> **WHAT THE TASK REQUIRES**
The data must be given again in full, with no line altered.
<<<<
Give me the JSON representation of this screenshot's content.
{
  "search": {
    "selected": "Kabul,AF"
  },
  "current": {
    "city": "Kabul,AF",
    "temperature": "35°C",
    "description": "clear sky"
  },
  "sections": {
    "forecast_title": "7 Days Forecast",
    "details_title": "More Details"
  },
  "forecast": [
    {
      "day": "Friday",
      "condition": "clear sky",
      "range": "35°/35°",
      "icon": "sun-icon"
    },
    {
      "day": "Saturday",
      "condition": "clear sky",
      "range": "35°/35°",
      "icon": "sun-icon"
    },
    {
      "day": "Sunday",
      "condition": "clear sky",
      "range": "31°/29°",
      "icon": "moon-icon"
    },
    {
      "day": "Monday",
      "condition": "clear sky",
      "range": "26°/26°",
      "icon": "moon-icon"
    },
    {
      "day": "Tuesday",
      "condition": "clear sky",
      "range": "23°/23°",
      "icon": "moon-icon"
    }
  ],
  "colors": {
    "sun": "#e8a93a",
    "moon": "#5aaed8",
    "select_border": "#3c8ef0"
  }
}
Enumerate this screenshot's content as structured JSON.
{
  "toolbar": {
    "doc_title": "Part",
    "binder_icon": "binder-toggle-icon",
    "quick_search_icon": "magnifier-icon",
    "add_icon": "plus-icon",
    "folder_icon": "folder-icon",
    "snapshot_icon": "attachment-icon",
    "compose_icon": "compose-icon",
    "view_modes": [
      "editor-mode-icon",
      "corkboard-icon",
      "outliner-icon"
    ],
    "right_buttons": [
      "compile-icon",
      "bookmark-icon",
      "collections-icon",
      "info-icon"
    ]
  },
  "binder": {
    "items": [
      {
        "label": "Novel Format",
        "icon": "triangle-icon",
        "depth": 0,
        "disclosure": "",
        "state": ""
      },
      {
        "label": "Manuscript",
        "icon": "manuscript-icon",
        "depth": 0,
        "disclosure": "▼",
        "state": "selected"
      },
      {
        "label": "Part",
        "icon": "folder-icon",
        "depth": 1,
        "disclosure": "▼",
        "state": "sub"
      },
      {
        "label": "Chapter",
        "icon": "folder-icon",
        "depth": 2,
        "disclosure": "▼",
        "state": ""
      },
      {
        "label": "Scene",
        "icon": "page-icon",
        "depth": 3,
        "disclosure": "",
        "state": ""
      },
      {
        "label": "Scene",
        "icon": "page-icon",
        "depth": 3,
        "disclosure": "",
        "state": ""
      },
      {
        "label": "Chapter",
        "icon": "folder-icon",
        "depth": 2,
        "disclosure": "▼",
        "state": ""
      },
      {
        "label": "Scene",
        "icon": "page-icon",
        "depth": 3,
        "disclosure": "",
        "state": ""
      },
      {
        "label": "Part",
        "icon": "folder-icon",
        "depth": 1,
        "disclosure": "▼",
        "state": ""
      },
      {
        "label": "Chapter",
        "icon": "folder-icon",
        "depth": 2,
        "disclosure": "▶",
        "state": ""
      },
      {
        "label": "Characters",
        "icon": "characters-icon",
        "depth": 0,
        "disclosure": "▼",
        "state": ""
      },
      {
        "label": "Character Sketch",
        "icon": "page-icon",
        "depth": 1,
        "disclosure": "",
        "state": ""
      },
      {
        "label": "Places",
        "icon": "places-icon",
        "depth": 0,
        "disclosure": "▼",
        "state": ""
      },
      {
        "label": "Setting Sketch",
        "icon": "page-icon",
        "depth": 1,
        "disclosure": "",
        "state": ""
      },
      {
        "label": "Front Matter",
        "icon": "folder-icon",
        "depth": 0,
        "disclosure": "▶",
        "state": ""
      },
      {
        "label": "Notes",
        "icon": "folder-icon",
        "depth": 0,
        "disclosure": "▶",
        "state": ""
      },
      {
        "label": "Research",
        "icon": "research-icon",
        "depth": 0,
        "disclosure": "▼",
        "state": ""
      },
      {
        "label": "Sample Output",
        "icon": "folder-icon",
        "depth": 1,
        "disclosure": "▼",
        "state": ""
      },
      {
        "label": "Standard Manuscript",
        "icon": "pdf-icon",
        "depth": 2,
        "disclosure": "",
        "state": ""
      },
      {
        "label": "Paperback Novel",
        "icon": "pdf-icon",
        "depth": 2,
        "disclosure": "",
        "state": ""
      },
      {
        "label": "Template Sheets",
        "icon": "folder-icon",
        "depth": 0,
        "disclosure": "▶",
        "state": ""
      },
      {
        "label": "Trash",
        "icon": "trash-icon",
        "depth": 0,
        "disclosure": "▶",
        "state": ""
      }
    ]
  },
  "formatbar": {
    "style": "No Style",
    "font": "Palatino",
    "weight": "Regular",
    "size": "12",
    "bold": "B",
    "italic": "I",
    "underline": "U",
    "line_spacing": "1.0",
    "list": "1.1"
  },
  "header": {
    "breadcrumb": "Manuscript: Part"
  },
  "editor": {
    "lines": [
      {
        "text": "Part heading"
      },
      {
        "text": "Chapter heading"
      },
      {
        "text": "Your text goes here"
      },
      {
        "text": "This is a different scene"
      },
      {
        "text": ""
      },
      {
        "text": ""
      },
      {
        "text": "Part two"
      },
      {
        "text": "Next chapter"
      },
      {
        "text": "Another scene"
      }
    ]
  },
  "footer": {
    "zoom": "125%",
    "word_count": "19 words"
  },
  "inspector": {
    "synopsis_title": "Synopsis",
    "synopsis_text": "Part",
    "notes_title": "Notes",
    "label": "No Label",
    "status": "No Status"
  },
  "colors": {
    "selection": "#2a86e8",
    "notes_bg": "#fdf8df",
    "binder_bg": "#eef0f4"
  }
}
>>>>
> **RESPONSE FOR THIS EXERCISE**
Give me the JSON representation of this screenshot's content.
{
  "search": {
    "selected": "Kabul,AF"
  },
  "current": {
    "city": "Kabul,AF",
    "temperature": "35°C",
    "description": "clear sky"
  },
  "sections": {
    "forecast_title": "7 Days Forecast",
    "details_title": "More Details"
  },
  "forecast": [
    {
      "day": "Friday",
      "condition": "clear sky",
      "range": "35°/35°",
      "icon": "sun-icon"
    },
    {
      "day": "Saturday",
      "condition": "clear sky",
      "range": "35°/35°",
      "icon": "sun-icon"
    },
    {
      "day": "Sunday",
      "condition": "clear sky",
      "range": "31°/29°",
      "icon": "moon-icon"
    },
    {
      "day": "Monday",
      "condition": "clear sky",
      "range": "26°/26°",
      "icon": "moon-icon"
    },
    {
      "day": "Tuesday",
      "condition": "clear sky",
      "range": "23°/23°",
      "icon": "moon-icon"
    }
  ],
  "colors": {
    "sun": "#e8a93a",
    "moon": "#5aaed8",
    "select_border": "#3c8ef0"
  }
}
Enumerate this screenshot's content as structured JSON.
{
  "toolbar": {
    "doc_title": "Part",
    "binder_icon": "binder-toggle-icon",
    "quick_search_icon": "magnifier-icon",
    "add_icon": "plus-icon",
    "folder_icon": "folder-icon",
    "snapshot_icon": "attachment-icon",
    "compose_icon": "compose-icon",
    "view_modes": [
      "editor-mode-icon",
      "corkboard-icon",
      "outliner-icon"
    ],
    "right_buttons": [
      "compile-icon",
      "bookmark-icon",
      "collections-icon",
      "info-icon"
    ]
  },
  "binder": {
    "items": [
      {
        "label": "Novel Format",
        "icon": "triangle-icon",
        "depth": 0,
        "disclosure": "",
        "state": ""
      },
      {
        "label": "Manuscript",
        "icon": "manuscript-icon",
        "depth": 0,
        "disclosure": "▼",
        "state": "selected"
      },
      {
        "label": "Part",
        "icon": "folder-icon",
        "depth": 1,
        "disclosure": "▼",
        "state": "sub"
      },
      {
        "label": "Chapter",
        "icon": "folder-icon",
        "depth": 2,
        "disclosure": "▼",
        "state": ""
      },
      {
        "label": "Scene",
        "icon": "page-icon",
        "depth": 3,
        "disclosure": "",
        "state": ""
      },
      {
        "label": "Scene",
        "icon": "page-icon",
        "depth": 3,
        "disclosure": "",
        "state": ""
      },
      {
        "label": "Chapter",
        "icon": "folder-icon",
        "depth": 2,
        "disclosure": "▼",
        "state": ""
      },
      {
        "label": "Scene",
        "icon": "page-icon",
        "depth": 3,
        "disclosure": "",
        "state": ""
      },
      {
        "label": "Part",
        "icon": "folder-icon",
        "depth": 1,
        "disclosure": "▼",
        "state": ""
      },
      {
        "label": "Chapter",
        "icon": "folder-icon",
        "depth": 2,
        "disclosure": "▶",
        "state": ""
      },
      {
        "label": "Characters",
        "icon": "characters-icon",
        "depth": 0,
        "disclosure": "▼",
        "state": ""
      },
      {
        "label": "Character Sketch",
        "icon": "page-icon",
        "depth": 1,
        "disclosure": "",
        "state": ""
      },
      {
        "label": "Places",
        "icon": "places-icon",
        "depth": 0,
        "disclosure": "▼",
        "state": ""
      },
      {
        "label": "Setting Sketch",
        "icon": "page-icon",
        "depth": 1,
        "disclosure": "",
        "state": ""
      },
      {
        "label": "Front Matter",
        "icon": "folder-icon",
        "depth": 0,
        "disclosure": "▶",
        "state": ""
      },
      {
        "label": "Notes",
        "icon": "folder-icon",
        "depth": 0,
        "disclosure": "▶",
        "state": ""
      },
      {
        "label": "Research",
        "icon": "research-icon",
        "depth": 0,
        "disclosure": "▼",
        "state": ""
      },
      {
        "label": "Sample Output",
        "icon": "folder-icon",
        "depth": 1,
        "disclosure": "▼",
        "state": ""
      },
      {
        "label": "Standard Manuscript",
        "icon": "pdf-icon",
        "depth": 2,
        "disclosure": "",
        "state": ""
      },
      {
        "label": "Paperback Novel",
        "icon": "pdf-icon",
        "depth": 2,
        "disclosure": "",
        "state": ""
      },
      {
        "label": "Template Sheets",
        "icon": "folder-icon",
        "depth": 0,
        "disclosure": "▶",
        "state": ""
      },
      {
        "label": "Trash",
        "icon": "trash-icon",
        "depth": 0,
        "disclosure": "▶",
        "state": ""
      }
    ]
  },
  "formatbar": {
    "style": "No Style",
    "font": "Palatino",
    "weight": "Regular",
    "size": "12",
    "bold": "B",
    "italic": "I",
    "underline": "U",
    "line_spacing": "1.0",
    "list": "1.1"
  },
  "header": {
    "breadcrumb": "Manuscript: Part"
  },
  "editor": {
    "lines": [
      {
        "text": "Part heading"
      },
      {
        "text": "Chapter heading"
      },
      {
        "text": "Your text goes here"
      },
      {
        "text": "This is a different scene"
      },
      {
        "text": ""
      },
      {
        "text": ""
      },
      {
        "text": "Part two"
      },
      {
        "text": "Next chapter"
      },
      {
        "text": "Another scene"
      }
    ]
  },
  "footer": {
    "zoom": "125%",
    "word_count": "19 words"
  },
  "inspector": {
    "synopsis_title": "Synopsis",
    "synopsis_text": "Part",
    "notes_title": "Notes",
    "label": "No Label",
    "status": "No Status"
  },
  "colors": {
    "selection": "#2a86e8",
    "notes_bg": "#fdf8df",
    "binder_bg": "#eef0f4"
  }
}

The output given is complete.